Plot twist: It wasn’t by choice
Ah, young love. It’s foolish, playful, innocent, exciting… just enough to make those who have it smitten and those who don’t wish they did.
I was the latter. I was a hopeless romantic growing up. I had crushes, but wouldn’t dare talk to them. To throw another wrench into the mix, I’m a triplet. That meant my brothers collectively were friends with most guys in our grade. So yes, I’ll admit it, I often had crushes on my brother’s friends. In the end, I was single all of my young adult life. I hadn’t kissed anyone until I was a college senior, and hadn’t dated anyone by the time I graduated college.
Now I’m graduated, in a healthy relationship with my boyfriend, and glad I was single for so long. So for anyone who may be slow to jump on the relationship train, here are some reasons I took my time.
I Gave My Heart a Break
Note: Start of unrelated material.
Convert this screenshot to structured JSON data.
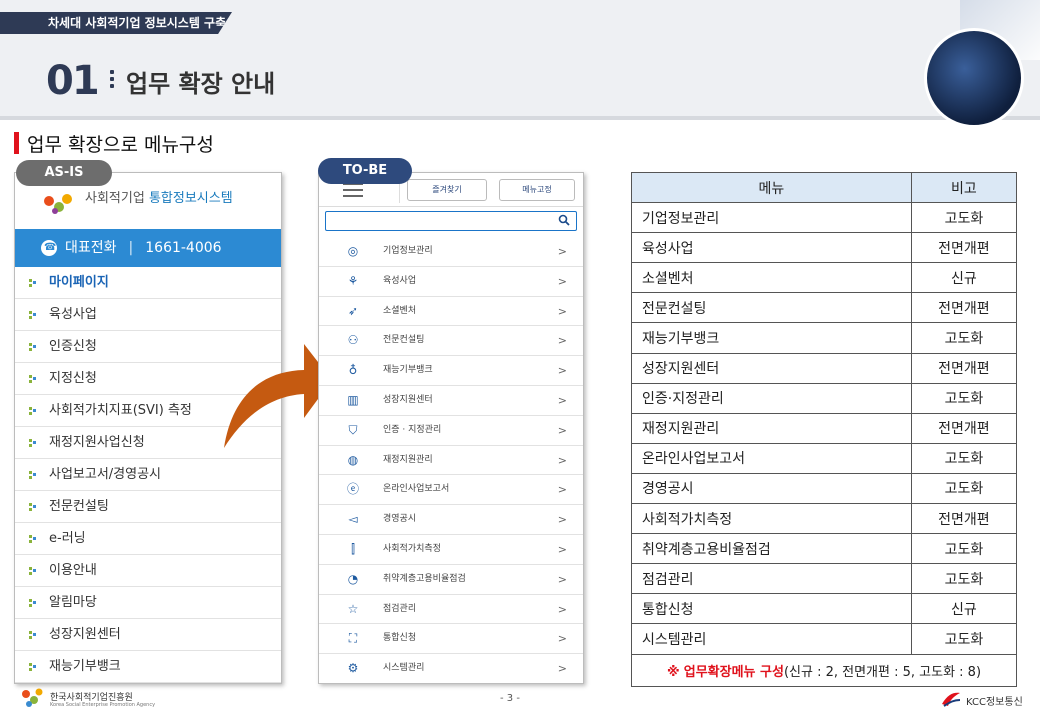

They say “it’s better to have loved and lost than never loved at all”, but I think it depends. When you’re young, do you really know what love is? Most likely, it’s going to be a different kind of love than adults experience. For those who married your high school sweetheart, I commend you for finding your soul mate so early. For the rest of us, I’m sure we can think back to people we liked in high school who we wouldn’t dare swoon over today.
In short, you’ll save yourself from a lot of heartbreak if you stop thinking about finding a partner and enjoy the single life.
I Learned to Form Solid Friendships
You can guarantee your friends will be at your wedding, but the bride/groom? Not so much.
Relationships come and go, but friendships can last forever if you’re willing to put in the effort. Let me be living proof of that. I’ve had the same two best friends since Elementary school. While we’ve been through a lot with each other, our friendship became its strongest during one pivotal year: the year all of us were single.
Because we were more focused on spending time with each other than a significant other, we grew closer. We went shopping, had slumber parties, planned trips together, and were always there for each other. By learning how to prioritize my friendships during that time, I created strong friendships in college. Now, I have about 15+ friends that I keep in touch with regularly, despite being long distance post-graduation.
I’m not saying you can never have a significant other and friends. I’m saying you should learn how to create a solid friendship before creating a solid relationship.
I Saved $$$
Selfishly, this was my favorite perk of being single. Yes, when you’re dating someone you’ll have things paid for and receive gifts, but if you’re a good partner you will also be doing those things in return.
To be candid, I cringe when looking back on how much money I spent this past year on my boyfriend. We ordered food a lot, sent gifts to each other, and went all out on anniversaries. But when I was single? I didn’t even need to check my bank account.
Listen, it’s nice being showered in gifts and surprising someone with them, but you’re only young once. Specifically, you can only be young and selfish once. At a young age, most don’t have much to spend anyway. For that reason, I highly recommend making the money you have count towards something that will benefit you in the future. Like nice shoes, a car, or a savings account.
I Created Good Memories
Have you ever started telling a story on a date and realize halfway through that an ex is in it? I haven’t, but I’ve been on the receiving end and it’s not attractive. In early relationships, it’s common to spend all your time with your significant other. But what do you do when you’re on a date 5 years later and realize you spent the last few years watching Netflix with your ex?
It is painfully easy to lose yourself in a relationship and sadly, it’s not seen until the relationship is over. So if you’re in a young relationship, try spending time with yourself. And if you’re not, please enjoy this time to do things you enjoy. I spent my single life going hiking, painting, learning guitar, and even playing a month-long game of tag. And while I sometimes made an idiot of myself, I realized that it was the best time to do so.
So while it’s easy to feel embarrassed, worried, or weird for not dating until your 20s, let me be the first to say it’s totally normal and you’ll be grateful you waited. You never know who will enjoy hearing the wild stories about your single life.